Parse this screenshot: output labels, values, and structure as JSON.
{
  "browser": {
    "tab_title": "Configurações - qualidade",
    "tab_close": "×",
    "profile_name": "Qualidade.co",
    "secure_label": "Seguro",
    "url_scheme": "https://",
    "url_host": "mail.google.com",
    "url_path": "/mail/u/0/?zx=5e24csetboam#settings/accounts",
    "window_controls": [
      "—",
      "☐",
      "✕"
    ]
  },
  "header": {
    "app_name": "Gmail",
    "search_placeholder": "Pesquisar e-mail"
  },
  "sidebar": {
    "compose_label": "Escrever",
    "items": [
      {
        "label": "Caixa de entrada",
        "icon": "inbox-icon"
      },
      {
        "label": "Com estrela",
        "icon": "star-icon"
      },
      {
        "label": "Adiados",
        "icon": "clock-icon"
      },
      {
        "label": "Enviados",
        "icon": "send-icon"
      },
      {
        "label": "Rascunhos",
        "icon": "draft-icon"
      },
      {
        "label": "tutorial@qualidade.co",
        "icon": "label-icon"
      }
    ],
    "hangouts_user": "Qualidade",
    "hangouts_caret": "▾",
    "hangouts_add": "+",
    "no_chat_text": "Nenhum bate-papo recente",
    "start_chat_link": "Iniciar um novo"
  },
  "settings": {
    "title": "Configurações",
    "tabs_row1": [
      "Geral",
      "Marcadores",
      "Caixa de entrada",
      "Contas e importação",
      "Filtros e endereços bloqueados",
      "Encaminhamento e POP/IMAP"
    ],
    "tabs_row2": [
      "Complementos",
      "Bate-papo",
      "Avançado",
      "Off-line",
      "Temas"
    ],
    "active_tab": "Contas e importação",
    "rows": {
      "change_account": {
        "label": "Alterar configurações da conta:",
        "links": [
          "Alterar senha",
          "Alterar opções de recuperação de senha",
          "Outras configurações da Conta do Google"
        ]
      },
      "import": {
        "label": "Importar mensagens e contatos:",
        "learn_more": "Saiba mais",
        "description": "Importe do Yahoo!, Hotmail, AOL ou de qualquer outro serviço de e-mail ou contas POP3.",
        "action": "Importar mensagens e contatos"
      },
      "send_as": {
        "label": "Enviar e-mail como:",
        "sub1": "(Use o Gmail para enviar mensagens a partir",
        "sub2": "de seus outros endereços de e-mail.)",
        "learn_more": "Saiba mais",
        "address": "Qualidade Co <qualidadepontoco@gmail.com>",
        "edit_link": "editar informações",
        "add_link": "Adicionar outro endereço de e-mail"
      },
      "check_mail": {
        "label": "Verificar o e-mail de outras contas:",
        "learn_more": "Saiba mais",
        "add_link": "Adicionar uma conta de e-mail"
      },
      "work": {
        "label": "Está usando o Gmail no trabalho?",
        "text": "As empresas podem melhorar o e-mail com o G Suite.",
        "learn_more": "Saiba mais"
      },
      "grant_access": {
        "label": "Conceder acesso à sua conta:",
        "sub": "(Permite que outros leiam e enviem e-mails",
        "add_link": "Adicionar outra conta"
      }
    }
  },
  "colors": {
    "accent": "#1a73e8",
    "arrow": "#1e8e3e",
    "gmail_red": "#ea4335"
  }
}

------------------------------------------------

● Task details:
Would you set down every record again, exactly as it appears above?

● Task response:
Parse this screenshot: output labels, values, and structure as JSON.
{
  "browser": {
    "tab_title": "Configurações - qualidade",
    "tab_close": "×",
    "profile_name": "Qualidade.co",
    "secure_label": "Seguro",
    "url_scheme": "https://",
    "url_host": "mail.google.com",
    "url_path": "/mail/u/0/?zx=5e24csetboam#settings/accounts",
    "window_controls": [
      "—",
      "☐",
      "✕"
    ]
  },
  "header": {
    "app_name": "Gmail",
    "search_placeholder": "Pesquisar e-mail"
  },
  "sidebar": {
    "compose_label": "Escrever",
    "items": [
      {
        "label": "Caixa de entrada",
        "icon": "inbox-icon"
      },
      {
        "label": "Com estrela",
        "icon": "star-icon"
      },
      {
        "label": "Adiados",
        "icon": "clock-icon"
      },
      {
        "label": "Enviados",
        "icon": "send-icon"
      },
      {
        "label": "Rascunhos",
        "icon": "draft-icon"
      },
      {
        "label": "tutorial@qualidade.co",
        "icon": "label-icon"
      }
    ],
    "hangouts_user": "Qualidade",
    "hangouts_caret": "▾",
    "hangouts_add": "+",
    "no_chat_text": "Nenhum bate-papo recente",
    "start_chat_link": "Iniciar um novo"
  },
  "settings": {
    "title": "Configurações",
    "tabs_row1": [
      "Geral",
      "Marcadores",
      "Caixa de entrada",
      "Contas e importação",
      "Filtros e endereços bloqueados",
      "Encaminhamento e POP/IMAP"
    ],
    "tabs_row2": [
      "Complementos",
      "Bate-papo",
      "Avançado",
      "Off-line",
      "Temas"
    ],
    "active_tab": "Contas e importação",
    "rows": {
      "change_account": {
        "label": "Alterar configurações da conta:",
        "links": [
          "Alterar senha",
          "Alterar opções de recuperação de senha",
          "Outras configurações da Conta do Google"
        ]
      },
      "import": {
        "label": "Importar mensagens e contatos:",
        "learn_more": "Saiba mais",
        "description": "Importe do Yahoo!, Hotmail, AOL ou de qualquer outro serviço de e-mail ou contas POP3.",
        "action": "Importar mensagens e contatos"
      },
      "send_as": {
        "label": "Enviar e-mail como:",
        "sub1": "(Use o Gmail para enviar mensagens a partir",
        "sub2": "de seus outros endereços de e-mail.)",
        "learn_more": "Saiba mais",
        "address": "Qualidade Co <qualidadepontoco@gmail.com>",
        "edit_link": "editar informações",
        "add_link": "Adicionar outro endereço de e-mail"
      },
      "check_mail": {
        "label": "Verificar o e-mail de outras contas:",
        "learn_more": "Saiba mais",
        "add_link": "Adicionar uma conta de e-mail"
      },
      "work": {
        "label": "Está usando o Gmail no trabalho?",
        "text": "As empresas podem melhorar o e-mail com o G Suite.",
        "learn_more": "Saiba mais"
      },
      "grant_access": {
        "label": "Conceder acesso à sua conta:",
        "sub": "(Permite que outros leiam e enviem e-mails",
        "add_link": "Adicionar outra conta"
      }
    }
  },
  "colors": {
    "accent": "#1a73e8",
    "arrow": "#1e8e3e",
    "gmail_red": "#ea4335"
  }
}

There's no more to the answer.